Page and application data records
++++++++++

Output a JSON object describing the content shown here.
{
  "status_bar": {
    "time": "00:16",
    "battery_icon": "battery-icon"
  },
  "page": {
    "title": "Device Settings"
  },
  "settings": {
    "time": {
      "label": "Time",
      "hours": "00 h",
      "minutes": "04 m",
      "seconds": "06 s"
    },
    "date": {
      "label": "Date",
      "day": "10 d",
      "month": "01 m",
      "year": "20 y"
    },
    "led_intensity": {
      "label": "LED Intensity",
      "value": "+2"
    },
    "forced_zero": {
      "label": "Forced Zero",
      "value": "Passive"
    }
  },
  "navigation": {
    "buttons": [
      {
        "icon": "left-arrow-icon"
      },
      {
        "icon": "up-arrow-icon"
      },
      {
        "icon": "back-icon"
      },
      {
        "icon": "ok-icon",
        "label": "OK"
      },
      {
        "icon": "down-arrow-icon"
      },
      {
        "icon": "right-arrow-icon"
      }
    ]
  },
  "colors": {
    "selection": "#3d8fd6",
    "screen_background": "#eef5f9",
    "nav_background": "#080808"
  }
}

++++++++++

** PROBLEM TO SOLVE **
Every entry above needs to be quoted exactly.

** EXERCISE OUTPUT **
Output a JSON object describing the content shown here.
{
  "status_bar": {
    "time": "00:16",
    "battery_icon": "battery-icon"
  },
  "page": {
    "title": "Device Settings"
  },
  "settings": {
    "time": {
      "label": "Time",
      "hours": "00 h",
      "minutes": "04 m",
      "seconds": "06 s"
    },
    "date": {
      "label": "Date",
      "day": "10 d",
      "month": "01 m",
      "year": "20 y"
    },
    "led_intensity": {
      "label": "LED Intensity",
      "value": "+2"
    },
    "forced_zero": {
      "label": "Forced Zero",
      "value": "Passive"
    }
  },
  "navigation": {
    "buttons": [
      {
        "icon": "left-arrow-icon"
      },
      {
        "icon": "up-arrow-icon"
      },
      {
        "icon": "back-icon"
      },
      {
        "icon": "ok-icon",
        "label": "OK"
      },
      {
        "icon": "down-arrow-icon"
      },
      {
        "icon": "right-arrow-icon"
      }
    ]
  },
  "colors": {
    "selection": "#3d8fd6",
    "screen_background": "#eef5f9",
    "nav_background": "#080808"
  }
}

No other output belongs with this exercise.